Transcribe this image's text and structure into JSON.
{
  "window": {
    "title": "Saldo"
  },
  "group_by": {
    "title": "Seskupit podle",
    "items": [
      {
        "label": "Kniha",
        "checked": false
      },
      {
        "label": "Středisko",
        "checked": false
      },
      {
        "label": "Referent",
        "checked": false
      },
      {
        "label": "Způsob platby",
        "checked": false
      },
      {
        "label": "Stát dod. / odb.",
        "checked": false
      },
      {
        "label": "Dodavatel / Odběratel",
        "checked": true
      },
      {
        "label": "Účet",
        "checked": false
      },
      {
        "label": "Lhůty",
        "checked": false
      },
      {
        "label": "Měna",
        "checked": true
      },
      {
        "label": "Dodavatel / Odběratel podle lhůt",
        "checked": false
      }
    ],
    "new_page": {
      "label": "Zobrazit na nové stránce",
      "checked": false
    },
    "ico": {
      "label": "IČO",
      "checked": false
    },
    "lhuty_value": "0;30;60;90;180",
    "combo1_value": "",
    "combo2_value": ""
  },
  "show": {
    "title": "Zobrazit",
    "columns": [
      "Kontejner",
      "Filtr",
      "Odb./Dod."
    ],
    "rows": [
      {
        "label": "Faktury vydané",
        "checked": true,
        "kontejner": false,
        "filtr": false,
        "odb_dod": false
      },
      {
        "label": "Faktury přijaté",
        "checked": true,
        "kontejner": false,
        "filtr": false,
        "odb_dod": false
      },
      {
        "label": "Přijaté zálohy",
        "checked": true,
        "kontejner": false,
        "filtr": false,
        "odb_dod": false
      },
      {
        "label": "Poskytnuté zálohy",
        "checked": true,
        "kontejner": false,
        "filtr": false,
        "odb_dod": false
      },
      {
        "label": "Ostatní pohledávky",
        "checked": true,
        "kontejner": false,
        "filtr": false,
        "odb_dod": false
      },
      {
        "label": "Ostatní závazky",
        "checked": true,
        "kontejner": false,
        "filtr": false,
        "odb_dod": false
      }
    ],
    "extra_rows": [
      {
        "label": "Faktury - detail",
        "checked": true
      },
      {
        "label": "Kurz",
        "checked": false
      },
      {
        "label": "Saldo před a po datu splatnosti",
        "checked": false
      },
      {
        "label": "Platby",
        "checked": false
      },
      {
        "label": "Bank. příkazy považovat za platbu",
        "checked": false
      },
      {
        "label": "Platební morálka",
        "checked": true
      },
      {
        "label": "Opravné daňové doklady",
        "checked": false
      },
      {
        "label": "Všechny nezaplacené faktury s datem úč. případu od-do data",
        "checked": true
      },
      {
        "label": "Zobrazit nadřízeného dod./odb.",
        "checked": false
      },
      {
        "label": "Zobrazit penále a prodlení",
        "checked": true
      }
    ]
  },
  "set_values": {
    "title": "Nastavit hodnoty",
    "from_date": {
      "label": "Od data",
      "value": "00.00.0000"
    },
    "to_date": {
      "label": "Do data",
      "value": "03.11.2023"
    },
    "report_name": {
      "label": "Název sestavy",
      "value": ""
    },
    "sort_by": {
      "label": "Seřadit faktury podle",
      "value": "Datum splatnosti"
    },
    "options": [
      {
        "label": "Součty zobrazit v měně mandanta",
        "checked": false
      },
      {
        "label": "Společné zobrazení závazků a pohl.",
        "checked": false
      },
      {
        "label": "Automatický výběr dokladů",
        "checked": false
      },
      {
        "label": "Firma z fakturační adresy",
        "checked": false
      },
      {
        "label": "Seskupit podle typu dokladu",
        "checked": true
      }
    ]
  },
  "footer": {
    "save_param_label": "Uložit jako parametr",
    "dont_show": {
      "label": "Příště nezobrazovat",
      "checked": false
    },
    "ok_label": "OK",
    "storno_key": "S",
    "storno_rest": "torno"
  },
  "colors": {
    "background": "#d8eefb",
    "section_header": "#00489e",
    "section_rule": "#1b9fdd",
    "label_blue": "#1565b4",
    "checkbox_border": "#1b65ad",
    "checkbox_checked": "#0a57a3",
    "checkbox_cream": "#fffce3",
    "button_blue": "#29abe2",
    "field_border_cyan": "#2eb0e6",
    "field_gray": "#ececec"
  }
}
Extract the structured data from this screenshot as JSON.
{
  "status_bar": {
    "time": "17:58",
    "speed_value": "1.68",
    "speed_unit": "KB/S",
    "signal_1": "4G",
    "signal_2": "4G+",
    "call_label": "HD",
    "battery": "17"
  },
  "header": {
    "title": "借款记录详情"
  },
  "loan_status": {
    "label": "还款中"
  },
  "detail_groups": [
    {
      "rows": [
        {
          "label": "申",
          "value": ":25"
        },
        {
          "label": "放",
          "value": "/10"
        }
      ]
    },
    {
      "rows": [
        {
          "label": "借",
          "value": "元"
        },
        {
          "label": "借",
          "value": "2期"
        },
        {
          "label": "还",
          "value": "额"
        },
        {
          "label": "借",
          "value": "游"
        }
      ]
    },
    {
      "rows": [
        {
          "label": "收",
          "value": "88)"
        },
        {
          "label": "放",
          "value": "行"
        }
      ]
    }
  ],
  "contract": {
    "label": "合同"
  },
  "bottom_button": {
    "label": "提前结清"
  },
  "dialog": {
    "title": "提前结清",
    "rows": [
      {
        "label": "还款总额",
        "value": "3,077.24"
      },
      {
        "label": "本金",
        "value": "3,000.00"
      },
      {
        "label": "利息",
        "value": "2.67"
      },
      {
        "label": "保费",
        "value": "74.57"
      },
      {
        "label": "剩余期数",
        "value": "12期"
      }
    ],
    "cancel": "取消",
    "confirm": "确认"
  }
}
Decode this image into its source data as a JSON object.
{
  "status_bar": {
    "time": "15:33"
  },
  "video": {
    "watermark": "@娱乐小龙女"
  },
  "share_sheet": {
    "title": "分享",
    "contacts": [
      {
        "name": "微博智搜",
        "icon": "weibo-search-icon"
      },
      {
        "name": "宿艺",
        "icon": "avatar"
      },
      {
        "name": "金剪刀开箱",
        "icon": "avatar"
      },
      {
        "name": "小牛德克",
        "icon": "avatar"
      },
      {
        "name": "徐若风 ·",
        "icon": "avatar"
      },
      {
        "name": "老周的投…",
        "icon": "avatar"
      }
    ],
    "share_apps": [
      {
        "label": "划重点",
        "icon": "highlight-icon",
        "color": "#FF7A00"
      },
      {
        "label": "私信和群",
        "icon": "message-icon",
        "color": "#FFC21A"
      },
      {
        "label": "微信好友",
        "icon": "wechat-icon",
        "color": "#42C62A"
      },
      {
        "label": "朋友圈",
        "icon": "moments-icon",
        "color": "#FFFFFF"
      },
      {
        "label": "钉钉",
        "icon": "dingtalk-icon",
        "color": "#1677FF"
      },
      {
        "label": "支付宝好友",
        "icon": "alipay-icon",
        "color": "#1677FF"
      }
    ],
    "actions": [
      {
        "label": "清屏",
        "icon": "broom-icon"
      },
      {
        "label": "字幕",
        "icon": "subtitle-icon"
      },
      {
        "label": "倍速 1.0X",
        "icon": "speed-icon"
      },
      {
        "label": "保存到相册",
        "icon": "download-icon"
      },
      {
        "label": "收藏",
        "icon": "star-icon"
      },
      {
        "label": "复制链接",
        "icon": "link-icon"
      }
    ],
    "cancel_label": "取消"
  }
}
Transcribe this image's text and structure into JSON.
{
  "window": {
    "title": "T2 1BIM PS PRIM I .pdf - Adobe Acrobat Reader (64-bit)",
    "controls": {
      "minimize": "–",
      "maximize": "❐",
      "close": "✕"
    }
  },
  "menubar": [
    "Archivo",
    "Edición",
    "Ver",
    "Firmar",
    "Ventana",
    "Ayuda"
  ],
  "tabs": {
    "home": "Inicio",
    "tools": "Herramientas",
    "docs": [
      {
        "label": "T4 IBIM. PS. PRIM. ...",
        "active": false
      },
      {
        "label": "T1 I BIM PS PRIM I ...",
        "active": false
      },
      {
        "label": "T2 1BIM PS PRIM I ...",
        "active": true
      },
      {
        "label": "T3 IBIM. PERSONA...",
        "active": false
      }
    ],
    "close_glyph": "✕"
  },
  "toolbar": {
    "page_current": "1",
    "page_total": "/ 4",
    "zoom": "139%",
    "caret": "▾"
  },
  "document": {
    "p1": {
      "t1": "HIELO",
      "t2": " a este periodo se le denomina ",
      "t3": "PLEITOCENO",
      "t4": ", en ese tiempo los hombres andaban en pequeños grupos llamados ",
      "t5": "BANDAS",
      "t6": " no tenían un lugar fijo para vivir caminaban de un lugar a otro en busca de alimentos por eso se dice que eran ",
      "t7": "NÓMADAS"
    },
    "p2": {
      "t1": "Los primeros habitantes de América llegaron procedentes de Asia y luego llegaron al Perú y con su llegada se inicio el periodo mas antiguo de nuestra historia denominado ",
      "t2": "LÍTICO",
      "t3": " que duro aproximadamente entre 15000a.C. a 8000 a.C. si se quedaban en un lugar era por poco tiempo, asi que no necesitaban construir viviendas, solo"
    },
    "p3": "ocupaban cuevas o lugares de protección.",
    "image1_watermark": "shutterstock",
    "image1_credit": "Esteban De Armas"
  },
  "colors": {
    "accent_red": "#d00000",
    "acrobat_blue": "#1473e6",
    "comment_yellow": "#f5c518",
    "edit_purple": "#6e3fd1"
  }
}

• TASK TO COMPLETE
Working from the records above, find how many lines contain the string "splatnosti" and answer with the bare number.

• RESULT
2